Education International
Education International

Island-mainland: Long distance solidarity among teachers

published 23 March 2009 updated 23 March 2009

The gate to the school yard is covered with ugly graffiti, but the murals in the courtyard depict lovely flowers, colourful tropical scenes, and a map of the island of Martinique, an overseas department of France in the eastern Caribbean. We are at the secondary school of Le Vauclin, where Arnaud Michel teaches physical education and serves as a representative of his union, SE-UNSA, member of UNSA Education, an EI affiliate.

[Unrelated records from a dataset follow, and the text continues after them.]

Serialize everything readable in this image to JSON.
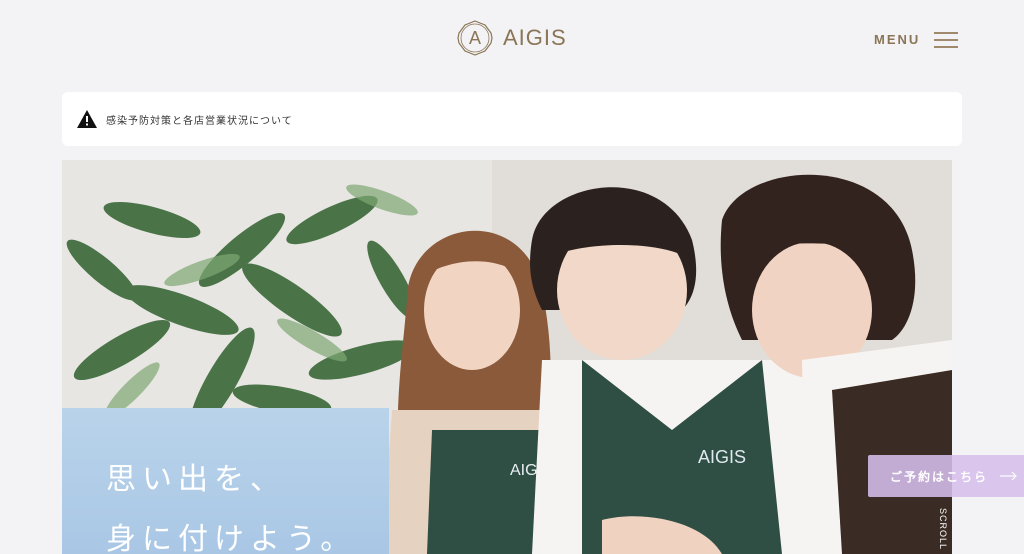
{
  "header": {
    "logo_letter": "A",
    "logo_text": "AIGIS",
    "menu_label": "MENU"
  },
  "notice": {
    "icon": "warning-icon",
    "text": "感染予防対策と各店営業状況について"
  },
  "hero": {
    "copy_lines": [
      "思い出を、",
      "身に付けよう。"
    ],
    "apron_brand": "AIGIS"
  },
  "reserve": {
    "label": "ご予約はこちら",
    "icon": "arrow-right-icon"
  },
  "scroll_label": "SCROLL",
  "colors": {
    "brand_gold": "#8a7556",
    "copy_box_blue": "#b0cde8",
    "reserve_lavender": "#d6beec",
    "apron_green": "#2f4f45",
    "background": "#f3f3f5"
  }
}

He describes his school, which has 420 students and 34 teachers, as being “family-sized, off the beaten track and resembling a secondary school in rural France.” Although they are 7,000 kilometres away, he explains that the concerns of the teachers in Martinique are the same as those of their colleagues on the French mainland. They face the same problems relating to working conditions, especially because of large class sizes and overcrowded classrooms. In the commune of Sainte-Anne, for instance, the union gained support from parents who were also opposed to allowing up to 30 students per classroom. In Martinique, more teachers face the extra challenge of having their jobs split between two schools, he added. Teacher trade unionists overseas are well informed of developments in Paris and act in solidarity with colleagues on the mainland. Last October, for example, they went out in support of the strike launched jointly by unions across the education sector, Michel explained. “SE-UNSA mounted a caravan travelling around the island to get signatures on a petition demanding that more teachers be hired or, at least that more publicly-funded contracts be maintained and not cut. We need to retain pedagogical assistants to help out with school activities and maintain the premises,” he said. The parents’ groups are also very involved, and participated actively in the caravan. SE-UNSA is able to operate autonomously from the union headquarters on the continent. For example, it go to court without having to get permission from the national level. “We can take decisions without having to ask the headquarters for authorisation,” says Michel. Reacting to commentary in a local newspaper criticizing teachers’ absenteeism in the neighbouring island of Guadeloupe, he insists that teachers in Martinique are not absent any more frequently than colleagues on the mainland. Absences can be due to attending union training or elections, meetings with the local education authorities, or professional development opportunities. Unlike on the mainland, students in Martinique wear uniforms. Michel says the uniforms are seen as “security measures which reassure parents.” On the regional level, his union is affiliated to the Caribbean Union of Teachers (CUT). Every year fruitful exchanges, including sport competitions, are organised among secondary schools and students from all the Caribbean islands. What was the motivation for Michel to become a teacher? “Simply to pass on knowledge.” By Claude Carroué

This article was published in Worlds of Education, Issue 29, March 2009.